In a global report of people who help strangers, donate money or volunteer their time for a good cause, India is the least generous country among eight South Asian nations and ranks a dismal 106th.
The research by London-based Charitable Aid Foundation (CAF) found that Myanmar ranked highest in the world for generosity.
‘India has the largest number of people giving to charity. However, the country with huge number of population had lower proportion of people performing acts of generosity than other countries.’
The United States ranks second, New Zealand third, Canada fourth and Australia fifth.
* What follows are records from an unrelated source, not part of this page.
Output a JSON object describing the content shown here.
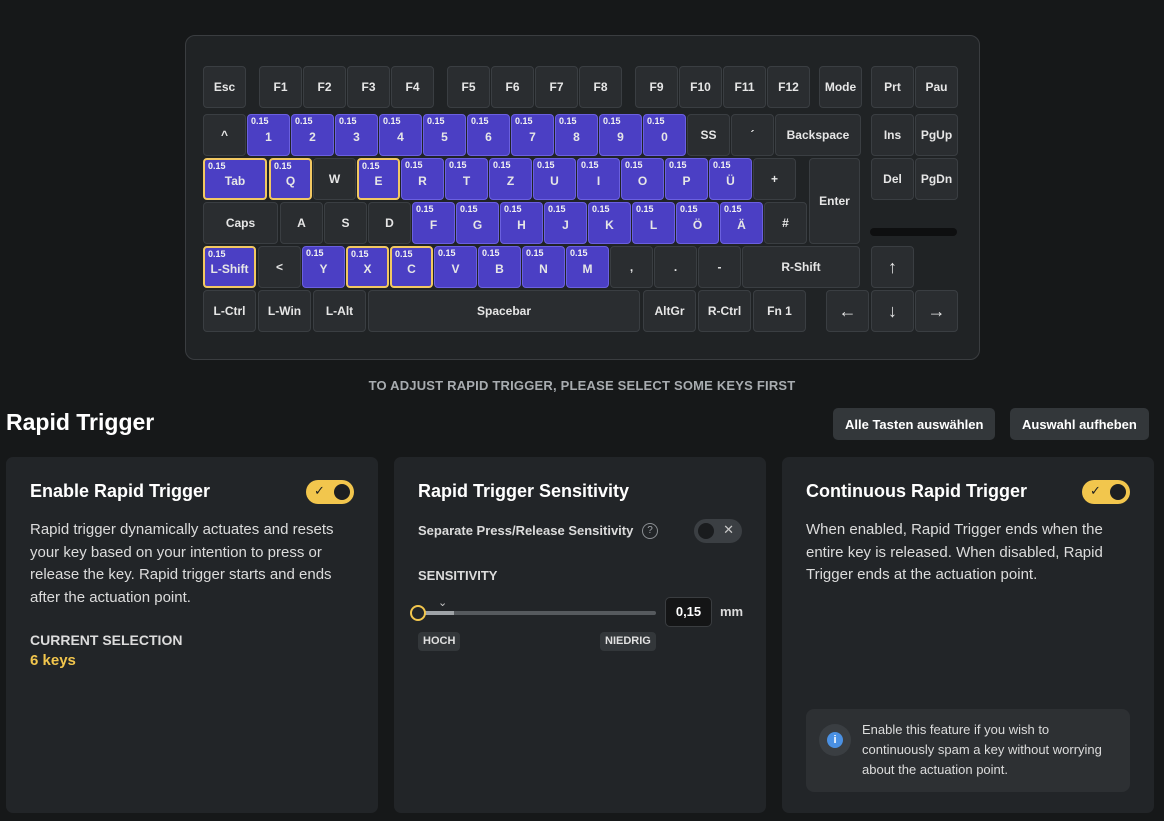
{
  "keyboard": {
    "rows": [
      [
        {
          "t": "Esc"
        },
        {
          "t": "F1"
        },
        {
          "t": "F2"
        },
        {
          "t": "F3"
        },
        {
          "t": "F4"
        },
        {
          "t": "F5"
        },
        {
          "t": "F6"
        },
        {
          "t": "F7"
        },
        {
          "t": "F8"
        },
        {
          "t": "F9"
        },
        {
          "t": "F10"
        },
        {
          "t": "F11"
        },
        {
          "t": "F12"
        },
        {
          "t": "Mode"
        },
        {
          "t": "Prt"
        },
        {
          "t": "Pau"
        }
      ],
      [
        {
          "t": "^"
        },
        {
          "t": "1",
          "v": "0.15"
        },
        {
          "t": "2",
          "v": "0.15"
        },
        {
          "t": "3",
          "v": "0.15"
        },
        {
          "t": "4",
          "v": "0.15"
        },
        {
          "t": "5",
          "v": "0.15"
        },
        {
          "t": "6",
          "v": "0.15"
        },
        {
          "t": "7",
          "v": "0.15"
        },
        {
          "t": "8",
          "v": "0.15"
        },
        {
          "t": "9",
          "v": "0.15"
        },
        {
          "t": "0",
          "v": "0.15"
        },
        {
          "t": "SS"
        },
        {
          "t": "´"
        },
        {
          "t": "Backspace"
        },
        {
          "t": "Ins"
        },
        {
          "t": "PgUp"
        }
      ],
      [
        {
          "t": "Tab",
          "v": "0.15",
          "s": true
        },
        {
          "t": "Q",
          "v": "0.15",
          "s": true
        },
        {
          "t": "W"
        },
        {
          "t": "E",
          "v": "0.15",
          "s": true
        },
        {
          "t": "R",
          "v": "0.15"
        },
        {
          "t": "T",
          "v": "0.15"
        },
        {
          "t": "Z",
          "v": "0.15"
        },
        {
          "t": "U",
          "v": "0.15"
        },
        {
          "t": "I",
          "v": "0.15"
        },
        {
          "t": "O",
          "v": "0.15"
        },
        {
          "t": "P",
          "v": "0.15"
        },
        {
          "t": "Ü",
          "v": "0.15"
        },
        {
          "t": "+"
        },
        {
          "t": "Enter"
        },
        {
          "t": "Del"
        },
        {
          "t": "PgDn"
        }
      ],
      [
        {
          "t": "Caps"
        },
        {
          "t": "A"
        },
        {
          "t": "S"
        },
        {
          "t": "D"
        },
        {
          "t": "F",
          "v": "0.15"
        },
        {
          "t": "G",
          "v": "0.15"
        },
        {
          "t": "H",
          "v": "0.15"
        },
        {
          "t": "J",
          "v": "0.15"
        },
        {
          "t": "K",
          "v": "0.15"
        },
        {
          "t": "L",
          "v": "0.15"
        },
        {
          "t": "Ö",
          "v": "0.15"
        },
        {
          "t": "Ä",
          "v": "0.15"
        },
        {
          "t": "#"
        }
      ],
      [
        {
          "t": "L-Shift",
          "v": "0.15",
          "s": true
        },
        {
          "t": "<"
        },
        {
          "t": "Y",
          "v": "0.15"
        },
        {
          "t": "X",
          "v": "0.15",
          "s": true
        },
        {
          "t": "C",
          "v": "0.15",
          "s": true
        },
        {
          "t": "V",
          "v": "0.15"
        },
        {
          "t": "B",
          "v": "0.15"
        },
        {
          "t": "N",
          "v": "0.15"
        },
        {
          "t": "M",
          "v": "0.15"
        },
        {
          "t": ","
        },
        {
          "t": "."
        },
        {
          "t": "-"
        },
        {
          "t": "R-Shift"
        },
        {
          "t": "↑"
        }
      ],
      [
        {
          "t": "L-Ctrl"
        },
        {
          "t": "L-Win"
        },
        {
          "t": "L-Alt"
        },
        {
          "t": "Spacebar"
        },
        {
          "t": "AltGr"
        },
        {
          "t": "R-Ctrl"
        },
        {
          "t": "Fn 1"
        },
        {
          "t": "←"
        },
        {
          "t": "↓"
        },
        {
          "t": "→"
        }
      ]
    ]
  },
  "notice": "TO ADJUST RAPID TRIGGER, PLEASE SELECT SOME KEYS FIRST",
  "header": {
    "title": "Rapid Trigger",
    "select_all": "Alle Tasten auswählen",
    "clear": "Auswahl aufheben"
  },
  "enable": {
    "title": "Enable Rapid Trigger",
    "on": true,
    "desc": "Rapid trigger dynamically actuates and resets your key based on your intention to press or release the key. Rapid trigger starts and ends after the actuation point.",
    "sel_label": "CURRENT SELECTION",
    "sel_value": "6 keys"
  },
  "sensitivity": {
    "title": "Rapid Trigger Sensitivity",
    "separate_label": "Separate Press/Release Sensitivity",
    "separate_on": false,
    "help": "?",
    "label": "SENSITIVITY",
    "value": "0,15",
    "unit": "mm",
    "low": "HOCH",
    "high": "NIEDRIG",
    "level": 0.0
  },
  "continuous": {
    "title": "Continuous Rapid Trigger",
    "on": true,
    "desc": "When enabled, Rapid Trigger ends when the entire key is released. When disabled, Rapid Trigger ends at the actuation point.",
    "info": "Enable this feature if you wish to continuously spam a key without worrying about the actuation point."
  },
  "colors": {
    "accent": "#f2c64d",
    "key_active": "#4b3fc4",
    "selected_border": "#f2c862"
  }
}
The next five most generous countries were the United Kingdom, Netherlands, Sri Lanka, Ireland and Malaysia respectively.
The report found that more than 334 million Indians helped a stranger, over 183 million gave money and more than 156 million volunteered their time.
India was found to have the largest number of people giving to charity (184 million) followed by the United States (164 million), Indonesia (121 million) and China (92 million).
"However, while the country's large population means it has a huge number of people performing acts of generosity, the proportion of people who give is lower than in many other countries," Meenakshi Batra, Chief Executive of CAF India, said in a statement.
"The relatively low proportion of people who are giving their time or money shows there is still a lot more we must do," she said.
The CAF study looks at three measures of giving -- the percentage of people who have given to charity, volunteered their time and helped a stranger in the last month.
This year's report found that the proportion of people in India donating to charity in 2014 had fallen to 20 percent - down eight percentage points on 2013.
India ranked as the 106th most generous country overall - just behind Brazil - and the eighth out of eight countries included from Southern Asia.
Nearly 3,000 Indians were interviewed face-to-face between September 7 and October 15, 2014. However, the survey excluded population living in the Northeast states and on remote islands, which represents 10 percent of the population.